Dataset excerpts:
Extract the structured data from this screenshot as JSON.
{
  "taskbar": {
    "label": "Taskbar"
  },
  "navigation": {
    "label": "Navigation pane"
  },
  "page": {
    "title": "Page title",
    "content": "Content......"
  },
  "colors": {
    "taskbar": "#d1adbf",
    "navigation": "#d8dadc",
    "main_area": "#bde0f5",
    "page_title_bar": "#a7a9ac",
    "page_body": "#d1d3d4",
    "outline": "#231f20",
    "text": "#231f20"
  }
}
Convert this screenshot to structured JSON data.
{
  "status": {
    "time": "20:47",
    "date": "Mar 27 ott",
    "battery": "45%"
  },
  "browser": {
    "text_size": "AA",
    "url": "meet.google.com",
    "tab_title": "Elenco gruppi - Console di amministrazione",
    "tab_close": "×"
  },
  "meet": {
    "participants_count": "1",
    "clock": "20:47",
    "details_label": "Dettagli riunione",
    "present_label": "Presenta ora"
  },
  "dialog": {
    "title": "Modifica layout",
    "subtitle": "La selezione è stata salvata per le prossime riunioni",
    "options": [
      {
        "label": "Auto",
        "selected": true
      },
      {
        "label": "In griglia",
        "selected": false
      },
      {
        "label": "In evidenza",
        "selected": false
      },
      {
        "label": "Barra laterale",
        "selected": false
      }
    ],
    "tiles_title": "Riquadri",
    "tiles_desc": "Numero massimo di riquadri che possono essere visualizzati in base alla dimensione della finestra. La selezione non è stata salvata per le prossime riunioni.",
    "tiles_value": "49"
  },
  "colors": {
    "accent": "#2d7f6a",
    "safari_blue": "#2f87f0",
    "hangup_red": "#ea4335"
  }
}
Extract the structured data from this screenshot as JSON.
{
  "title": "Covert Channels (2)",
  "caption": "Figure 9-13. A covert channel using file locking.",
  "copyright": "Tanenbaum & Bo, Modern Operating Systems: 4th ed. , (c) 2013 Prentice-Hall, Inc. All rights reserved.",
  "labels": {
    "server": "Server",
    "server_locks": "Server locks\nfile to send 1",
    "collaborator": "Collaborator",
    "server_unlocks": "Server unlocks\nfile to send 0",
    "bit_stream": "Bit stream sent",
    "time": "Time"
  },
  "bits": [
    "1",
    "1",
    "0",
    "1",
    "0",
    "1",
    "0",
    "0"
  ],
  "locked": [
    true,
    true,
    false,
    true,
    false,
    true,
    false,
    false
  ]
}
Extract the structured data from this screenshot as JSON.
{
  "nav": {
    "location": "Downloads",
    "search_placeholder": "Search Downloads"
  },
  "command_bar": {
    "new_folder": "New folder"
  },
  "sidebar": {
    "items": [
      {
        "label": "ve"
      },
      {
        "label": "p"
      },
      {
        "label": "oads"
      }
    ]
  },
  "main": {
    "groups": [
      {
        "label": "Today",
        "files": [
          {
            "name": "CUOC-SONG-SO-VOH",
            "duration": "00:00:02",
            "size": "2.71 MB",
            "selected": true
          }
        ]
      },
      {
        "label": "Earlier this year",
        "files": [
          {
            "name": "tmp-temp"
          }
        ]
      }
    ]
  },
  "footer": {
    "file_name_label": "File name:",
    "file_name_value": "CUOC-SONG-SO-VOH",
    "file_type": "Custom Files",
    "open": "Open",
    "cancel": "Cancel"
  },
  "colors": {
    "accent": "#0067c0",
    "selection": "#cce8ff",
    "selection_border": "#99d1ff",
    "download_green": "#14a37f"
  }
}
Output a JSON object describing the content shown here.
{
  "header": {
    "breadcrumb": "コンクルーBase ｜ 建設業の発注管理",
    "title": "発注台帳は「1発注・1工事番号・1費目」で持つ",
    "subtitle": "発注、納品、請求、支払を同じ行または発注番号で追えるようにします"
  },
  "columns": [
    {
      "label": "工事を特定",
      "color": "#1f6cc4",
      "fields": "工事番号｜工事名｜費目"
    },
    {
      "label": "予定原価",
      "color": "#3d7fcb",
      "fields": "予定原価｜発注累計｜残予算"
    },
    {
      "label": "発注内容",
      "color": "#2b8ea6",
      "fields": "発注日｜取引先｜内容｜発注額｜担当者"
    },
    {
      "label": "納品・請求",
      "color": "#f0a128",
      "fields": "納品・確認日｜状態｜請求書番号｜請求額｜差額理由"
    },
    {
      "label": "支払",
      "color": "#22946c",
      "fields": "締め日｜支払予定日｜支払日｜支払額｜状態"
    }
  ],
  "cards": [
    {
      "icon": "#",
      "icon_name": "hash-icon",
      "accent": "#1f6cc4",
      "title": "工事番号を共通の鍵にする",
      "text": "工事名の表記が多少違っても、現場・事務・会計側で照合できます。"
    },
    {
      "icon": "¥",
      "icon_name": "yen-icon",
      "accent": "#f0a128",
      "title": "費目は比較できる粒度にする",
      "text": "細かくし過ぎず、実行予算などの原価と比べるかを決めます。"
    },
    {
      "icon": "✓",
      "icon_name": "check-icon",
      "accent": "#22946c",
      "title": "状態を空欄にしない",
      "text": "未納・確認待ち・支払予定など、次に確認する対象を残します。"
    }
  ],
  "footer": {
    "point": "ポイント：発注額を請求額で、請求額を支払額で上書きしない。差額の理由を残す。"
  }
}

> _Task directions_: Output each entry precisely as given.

> _Exercise solution_:
Extract the structured data from this screenshot as JSON.
{
  "taskbar": {
    "label": "Taskbar"
  },
  "navigation": {
    "label": "Navigation pane"
  },
  "page": {
    "title": "Page title",
    "content": "Content......"
  },
  "colors": {
    "taskbar": "#d1adbf",
    "navigation": "#d8dadc",
    "main_area": "#bde0f5",
    "page_title_bar": "#a7a9ac",
    "page_body": "#d1d3d4",
    "outline": "#231f20",
    "text": "#231f20"
  }
}
Convert this screenshot to structured JSON data.
{
  "status": {
    "time": "20:47",
    "date": "Mar 27 ott",
    "battery": "45%"
  },
  "browser": {
    "text_size": "AA",
    "url": "meet.google.com",
    "tab_title": "Elenco gruppi - Console di amministrazione",
    "tab_close": "×"
  },
  "meet": {
    "participants_count": "1",
    "clock": "20:47",
    "details_label": "Dettagli riunione",
    "present_label": "Presenta ora"
  },
  "dialog": {
    "title": "Modifica layout",
    "subtitle": "La selezione è stata salvata per le prossime riunioni",
    "options": [
      {
        "label": "Auto",
        "selected": true
      },
      {
        "label": "In griglia",
        "selected": false
      },
      {
        "label": "In evidenza",
        "selected": false
      },
      {
        "label": "Barra laterale",
        "selected": false
      }
    ],
    "tiles_title": "Riquadri",
    "tiles_desc": "Numero massimo di riquadri che possono essere visualizzati in base alla dimensione della finestra. La selezione non è stata salvata per le prossime riunioni.",
    "tiles_value": "49"
  },
  "colors": {
    "accent": "#2d7f6a",
    "safari_blue": "#2f87f0",
    "hangup_red": "#ea4335"
  }
}
Extract the structured data from this screenshot as JSON.
{
  "title": "Covert Channels (2)",
  "caption": "Figure 9-13. A covert channel using file locking.",
  "copyright": "Tanenbaum & Bo, Modern Operating Systems: 4th ed. , (c) 2013 Prentice-Hall, Inc. All rights reserved.",
  "labels": {
    "server": "Server",
    "server_locks": "Server locks\nfile to send 1",
    "collaborator": "Collaborator",
    "server_unlocks": "Server unlocks\nfile to send 0",
    "bit_stream": "Bit stream sent",
    "time": "Time"
  },
  "bits": [
    "1",
    "1",
    "0",
    "1",
    "0",
    "1",
    "0",
    "0"
  ],
  "locked": [
    true,
    true,
    false,
    true,
    false,
    true,
    false,
    false
  ]
}
Extract the structured data from this screenshot as JSON.
{
  "nav": {
    "location": "Downloads",
    "search_placeholder": "Search Downloads"
  },
  "command_bar": {
    "new_folder": "New folder"
  },
  "sidebar": {
    "items": [
      {
        "label": "ve"
      },
      {
        "label": "p"
      },
      {
        "label": "oads"
      }
    ]
  },
  "main": {
    "groups": [
      {
        "label": "Today",
        "files": [
          {
            "name": "CUOC-SONG-SO-VOH",
            "duration": "00:00:02",
            "size": "2.71 MB",
            "selected": true
          }
        ]
      },
      {
        "label": "Earlier this year",
        "files": [
          {
            "name": "tmp-temp"
          }
        ]
      }
    ]
  },
  "footer": {
    "file_name_label": "File name:",
    "file_name_value": "CUOC-SONG-SO-VOH",
    "file_type": "Custom Files",
    "open": "Open",
    "cancel": "Cancel"
  },
  "colors": {
    "accent": "#0067c0",
    "selection": "#cce8ff",
    "selection_border": "#99d1ff",
    "download_green": "#14a37f"
  }
}
Output a JSON object describing the content shown here.
{
  "header": {
    "breadcrumb": "コンクルーBase ｜ 建設業の発注管理",
    "title": "発注台帳は「1発注・1工事番号・1費目」で持つ",
    "subtitle": "発注、納品、請求、支払を同じ行または発注番号で追えるようにします"
  },
  "columns": [
    {
      "label": "工事を特定",
      "color": "#1f6cc4",
      "fields": "工事番号｜工事名｜費目"
    },
    {
      "label": "予定原価",
      "color": "#3d7fcb",
      "fields": "予定原価｜発注累計｜残予算"
    },
    {
      "label": "発注内容",
      "color": "#2b8ea6",
      "fields": "発注日｜取引先｜内容｜発注額｜担当者"
    },
    {
      "label": "納品・請求",
      "color": "#f0a128",
      "fields": "納品・確認日｜状態｜請求書番号｜請求額｜差額理由"
    },
    {
      "label": "支払",
      "color": "#22946c",
      "fields": "締め日｜支払予定日｜支払日｜支払額｜状態"
    }
  ],
  "cards": [
    {
      "icon": "#",
      "icon_name": "hash-icon",
      "accent": "#1f6cc4",
      "title": "工事番号を共通の鍵にする",
      "text": "工事名の表記が多少違っても、現場・事務・会計側で照合できます。"
    },
    {
      "icon": "¥",
      "icon_name": "yen-icon",
      "accent": "#f0a128",
      "title": "費目は比較できる粒度にする",
      "text": "細かくし過ぎず、実行予算などの原価と比べるかを決めます。"
    },
    {
      "icon": "✓",
      "icon_name": "check-icon",
      "accent": "#22946c",
      "title": "状態を空欄にしない",
      "text": "未納・確認待ち・支払予定など、次に確認する対象を残します。"
    }
  ],
  "footer": {
    "point": "ポイント：発注額を請求額で、請求額を支払額で上書きしない。差額の理由を残す。"
  }
}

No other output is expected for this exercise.